I bought a couple of avocados recently on a bit of a whim. With one, I ended up making these great avocado, bacon and halloumi muffins. With the second, I decided I wanted to make avocado bread. I was sure I’d seen a recipe for such a thing, but a look on my Year of Bread Pinterest board drew a blank, and I had to run a few searches before I could find something that matched what I wanted. There are lots of recipes for sweet avocado bread, in the same vein as banana bread or courgette loaf, but I wanted something savoury that I could make sandwiches with. The Year of Bread could also be called The Quest for the Perfect Sandwich, though it’s even more long winded… Eventually, I came across this recipe for avocado bread rolls which looked spot on.
The recipe starts off a little different form other breads I’ve made, in that you don’t activate the yeast in warm water first but mix it into a dough with the flour, salt, sugar and mashed avocado, plus some warm water (or milk). This makes the process a little quicker and, though I was unsure at first, it works just as well. Here’s the usual before and after:
I added enough liquid to make the dough quite soft and a little sticky, but manageable to work with. It can be hard to judge but it’s better to err on the side of more moisture, and you can always throw in an extra handful of flour to even things back up again if you go overboard. I kneaded the dough for just a few minutes then left to rise for an hour.
Once risen, I shaped it into six rolls, and rose for a further half hour:
I coated the top of the rolls in flour so that they wouldn’t stick to the tea towel I used to cover them and keep them cosy. Cosiness is imperative when it comes to bread. The right amount of cosy gives the right amount of rise. Too much or too little cosy and you can forget it. The extra dusting of flour also gave them a nice rustic finish – a cheeky bonus.
Another good idea is to handle the dough as little and as gently as you can. Obviously you can’t really tear a thing into six pieces gently but, you know, do your best.
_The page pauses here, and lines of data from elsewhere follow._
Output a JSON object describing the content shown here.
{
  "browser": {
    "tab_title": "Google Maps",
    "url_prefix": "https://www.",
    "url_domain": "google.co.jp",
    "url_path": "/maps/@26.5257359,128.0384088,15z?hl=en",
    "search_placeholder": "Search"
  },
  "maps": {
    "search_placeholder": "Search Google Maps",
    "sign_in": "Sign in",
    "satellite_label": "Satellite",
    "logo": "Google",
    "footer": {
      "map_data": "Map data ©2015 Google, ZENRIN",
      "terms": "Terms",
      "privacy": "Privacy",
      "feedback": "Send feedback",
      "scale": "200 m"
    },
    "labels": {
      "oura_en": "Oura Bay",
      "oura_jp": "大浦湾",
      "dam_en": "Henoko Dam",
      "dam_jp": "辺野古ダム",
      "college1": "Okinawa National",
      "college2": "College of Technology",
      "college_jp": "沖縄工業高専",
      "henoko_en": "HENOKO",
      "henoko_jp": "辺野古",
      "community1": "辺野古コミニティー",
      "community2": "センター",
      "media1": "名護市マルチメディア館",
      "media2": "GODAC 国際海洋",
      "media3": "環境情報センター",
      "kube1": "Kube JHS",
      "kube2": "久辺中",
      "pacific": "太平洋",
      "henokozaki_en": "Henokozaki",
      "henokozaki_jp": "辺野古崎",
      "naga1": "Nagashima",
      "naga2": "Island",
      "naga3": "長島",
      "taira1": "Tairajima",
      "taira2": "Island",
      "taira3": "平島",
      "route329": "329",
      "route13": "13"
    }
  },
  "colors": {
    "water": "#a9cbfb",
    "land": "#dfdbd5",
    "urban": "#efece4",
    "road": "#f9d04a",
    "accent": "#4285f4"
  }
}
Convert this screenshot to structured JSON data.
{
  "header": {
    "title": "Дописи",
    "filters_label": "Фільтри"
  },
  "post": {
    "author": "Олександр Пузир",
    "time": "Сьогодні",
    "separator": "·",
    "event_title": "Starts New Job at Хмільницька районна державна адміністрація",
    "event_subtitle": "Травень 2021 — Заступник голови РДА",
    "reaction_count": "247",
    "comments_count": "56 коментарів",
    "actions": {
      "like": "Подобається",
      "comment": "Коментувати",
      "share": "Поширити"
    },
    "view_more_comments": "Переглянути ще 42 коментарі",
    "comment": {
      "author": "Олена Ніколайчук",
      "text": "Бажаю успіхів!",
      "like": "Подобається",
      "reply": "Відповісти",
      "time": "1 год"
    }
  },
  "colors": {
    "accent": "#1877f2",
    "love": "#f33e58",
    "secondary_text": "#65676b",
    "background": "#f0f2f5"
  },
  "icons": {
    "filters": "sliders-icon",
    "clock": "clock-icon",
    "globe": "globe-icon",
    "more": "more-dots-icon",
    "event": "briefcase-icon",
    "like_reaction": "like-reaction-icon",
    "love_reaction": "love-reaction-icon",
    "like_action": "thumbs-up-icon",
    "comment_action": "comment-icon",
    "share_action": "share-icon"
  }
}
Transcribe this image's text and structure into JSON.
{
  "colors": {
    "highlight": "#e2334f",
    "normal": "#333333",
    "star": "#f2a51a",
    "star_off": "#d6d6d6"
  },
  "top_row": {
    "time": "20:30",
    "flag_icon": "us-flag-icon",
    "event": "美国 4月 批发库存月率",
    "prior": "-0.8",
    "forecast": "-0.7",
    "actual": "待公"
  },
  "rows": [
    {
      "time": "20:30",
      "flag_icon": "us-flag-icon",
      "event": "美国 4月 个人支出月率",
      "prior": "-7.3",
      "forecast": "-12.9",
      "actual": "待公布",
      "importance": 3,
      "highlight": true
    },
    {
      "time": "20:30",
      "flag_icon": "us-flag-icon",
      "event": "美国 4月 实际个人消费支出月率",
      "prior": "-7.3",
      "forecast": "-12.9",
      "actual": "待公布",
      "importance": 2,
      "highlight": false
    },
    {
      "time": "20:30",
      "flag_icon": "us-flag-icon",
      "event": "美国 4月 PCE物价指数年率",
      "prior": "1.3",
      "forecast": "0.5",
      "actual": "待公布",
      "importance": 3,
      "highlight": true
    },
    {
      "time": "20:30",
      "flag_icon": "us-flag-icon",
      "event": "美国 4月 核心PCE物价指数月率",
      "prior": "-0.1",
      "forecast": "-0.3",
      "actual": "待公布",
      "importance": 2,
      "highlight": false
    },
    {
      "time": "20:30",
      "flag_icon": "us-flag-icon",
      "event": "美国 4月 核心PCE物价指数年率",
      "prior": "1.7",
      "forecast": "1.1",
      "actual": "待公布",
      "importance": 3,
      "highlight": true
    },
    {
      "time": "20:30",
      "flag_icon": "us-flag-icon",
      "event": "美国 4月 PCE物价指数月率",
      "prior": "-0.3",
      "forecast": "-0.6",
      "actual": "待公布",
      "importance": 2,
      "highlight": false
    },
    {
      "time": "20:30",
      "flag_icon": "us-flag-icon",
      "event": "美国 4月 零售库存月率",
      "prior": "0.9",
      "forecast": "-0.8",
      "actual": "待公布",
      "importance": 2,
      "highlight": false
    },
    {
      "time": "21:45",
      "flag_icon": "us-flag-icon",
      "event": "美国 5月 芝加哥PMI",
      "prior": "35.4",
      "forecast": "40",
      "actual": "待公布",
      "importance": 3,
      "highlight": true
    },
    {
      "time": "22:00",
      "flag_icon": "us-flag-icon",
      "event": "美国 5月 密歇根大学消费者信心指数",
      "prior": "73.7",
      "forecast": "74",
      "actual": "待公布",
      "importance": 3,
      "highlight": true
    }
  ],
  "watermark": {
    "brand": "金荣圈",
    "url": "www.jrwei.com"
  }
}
Maybe sing it a nice song while you work with it. Channel all your positive energy into the bread, that kind of thing. The more you squeeze the air out of it, the less likely it is to rise the way you want it to. I suppose it’s common sense, really.
This photo shows the colour the best, I think. It’s a bit unusual, green bread, but that’s part of the charm of this recipe. I actually found it really appealing, I looked forward to lunch time even more than usual when these were waiting in my lunch bag for me. In this photo, you can also see how soft and puffy the dough got while it rose, and the little holes where air bubbles have risen up right through the surface of the bread.
They baked for about 25 minutes, and were a lovely rich brown on the outside while keeping that fresh, green colour inside. They were soft and absolutely perfect for sandwiches – especially chicken sandwiches. Yum.
I never did get a good photo of the inside of them, in terms of the great colour, but you can see the nice texture with lots of air running through the dough. These were a great success, I’m glad I took the time to seek out the type of avocado bread recipe I wanted. I’m still not sure if I’d seen a recipe that I just couldn’t find a second time, or if avocado bread came from a flash of inspiration in my own brain but my subconscious was feeling extra-modest that day. It’s hard to say. At any rate, I can take no credit for this great recipe, which comes from Mayuri and Ma’s Cookbook. Thanks, Mayuri and Ma!
Edit: I’ve submitted these to YeastSpotting